- Work task -
Copy the listing exactly, please, and keep every picture out of it.

- Available records -
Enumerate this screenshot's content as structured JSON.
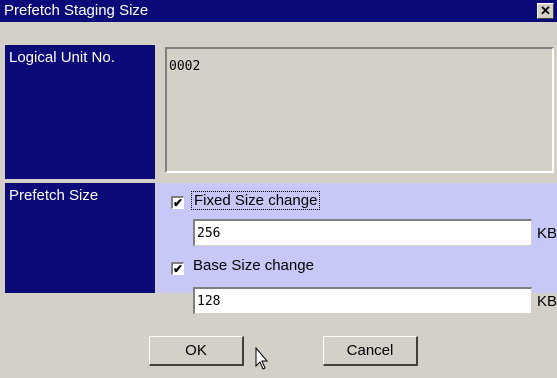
{
  "window": {
    "title": "Prefetch Staging Size",
    "close_symbol": "✕"
  },
  "logical_unit": {
    "label": "Logical Unit No.",
    "value": "0002"
  },
  "prefetch": {
    "label": "Prefetch Size",
    "fixed": {
      "label": "Fixed Size change",
      "checked": true,
      "value": "256",
      "unit": "KB"
    },
    "base": {
      "label": "Base Size change",
      "checked": true,
      "value": "128",
      "unit": "KB"
    }
  },
  "buttons": {
    "ok": "OK",
    "cancel": "Cancel"
  },
  "check_mark": "✔",
  "colors": {
    "title_bar": "#0a0a78",
    "label_cell": "#0a0a78",
    "panel": "#c8c8f8",
    "dialog_bg": "#d4d0c8"
  },
  "icons": {
    "cursor": "arrow-cursor-icon"
  }
}
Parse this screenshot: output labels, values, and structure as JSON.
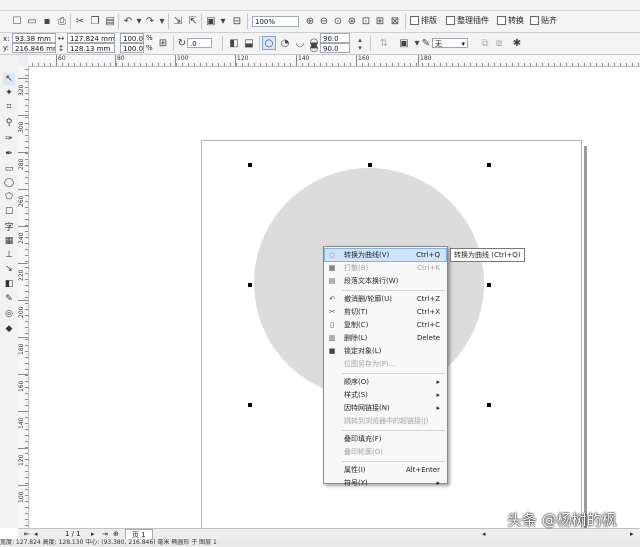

- Your solution -
Enumerate this screenshot's content as structured JSON.
{
  "window": {
    "title": "Prefetch Staging Size",
    "close_symbol": "✕"
  },
  "logical_unit": {
    "label": "Logical Unit No.",
    "value": "0002"
  },
  "prefetch": {
    "label": "Prefetch Size",
    "fixed": {
      "label": "Fixed Size change",
      "checked": true,
      "value": "256",
      "unit": "KB"
    },
    "base": {
      "label": "Base Size change",
      "checked": true,
      "value": "128",
      "unit": "KB"
    }
  },
  "buttons": {
    "ok": "OK",
    "cancel": "Cancel"
  },
  "check_mark": "✔",
  "colors": {
    "title_bar": "#0a0a78",
    "label_cell": "#0a0a78",
    "panel": "#c8c8f8",
    "dialog_bg": "#d4d0c8"
  },
  "icons": {
    "cursor": "arrow-cursor-icon"
  }
}
Parse this screenshot: output labels, values, and structure as JSON.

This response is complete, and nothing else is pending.